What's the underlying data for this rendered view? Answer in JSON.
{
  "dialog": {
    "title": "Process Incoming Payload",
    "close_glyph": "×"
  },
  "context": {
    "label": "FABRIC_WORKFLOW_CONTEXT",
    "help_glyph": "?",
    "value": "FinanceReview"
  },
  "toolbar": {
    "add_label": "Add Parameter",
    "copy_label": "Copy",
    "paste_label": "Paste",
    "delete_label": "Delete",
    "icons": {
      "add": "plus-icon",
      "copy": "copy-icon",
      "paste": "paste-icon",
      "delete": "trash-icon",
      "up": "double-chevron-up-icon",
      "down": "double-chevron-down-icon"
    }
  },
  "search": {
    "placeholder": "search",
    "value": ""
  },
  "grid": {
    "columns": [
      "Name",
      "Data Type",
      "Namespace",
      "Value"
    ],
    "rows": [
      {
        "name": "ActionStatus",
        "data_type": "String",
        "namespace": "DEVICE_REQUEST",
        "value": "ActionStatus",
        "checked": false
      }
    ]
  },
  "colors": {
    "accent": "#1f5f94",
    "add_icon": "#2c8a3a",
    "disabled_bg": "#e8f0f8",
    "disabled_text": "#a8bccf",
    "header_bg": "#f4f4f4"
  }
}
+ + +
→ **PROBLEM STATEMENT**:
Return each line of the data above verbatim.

→ **EXERCISE ANSWER**:
What's the underlying data for this rendered view? Answer in JSON.
{
  "dialog": {
    "title": "Process Incoming Payload",
    "close_glyph": "×"
  },
  "context": {
    "label": "FABRIC_WORKFLOW_CONTEXT",
    "help_glyph": "?",
    "value": "FinanceReview"
  },
  "toolbar": {
    "add_label": "Add Parameter",
    "copy_label": "Copy",
    "paste_label": "Paste",
    "delete_label": "Delete",
    "icons": {
      "add": "plus-icon",
      "copy": "copy-icon",
      "paste": "paste-icon",
      "delete": "trash-icon",
      "up": "double-chevron-up-icon",
      "down": "double-chevron-down-icon"
    }
  },
  "search": {
    "placeholder": "search",
    "value": ""
  },
  "grid": {
    "columns": [
      "Name",
      "Data Type",
      "Namespace",
      "Value"
    ],
    "rows": [
      {
        "name": "ActionStatus",
        "data_type": "String",
        "namespace": "DEVICE_REQUEST",
        "value": "ActionStatus",
        "checked": false
      }
    ]
  },
  "colors": {
    "accent": "#1f5f94",
    "add_icon": "#2c8a3a",
    "disabled_bg": "#e8f0f8",
    "disabled_text": "#a8bccf",
    "header_bg": "#f4f4f4"
  }
}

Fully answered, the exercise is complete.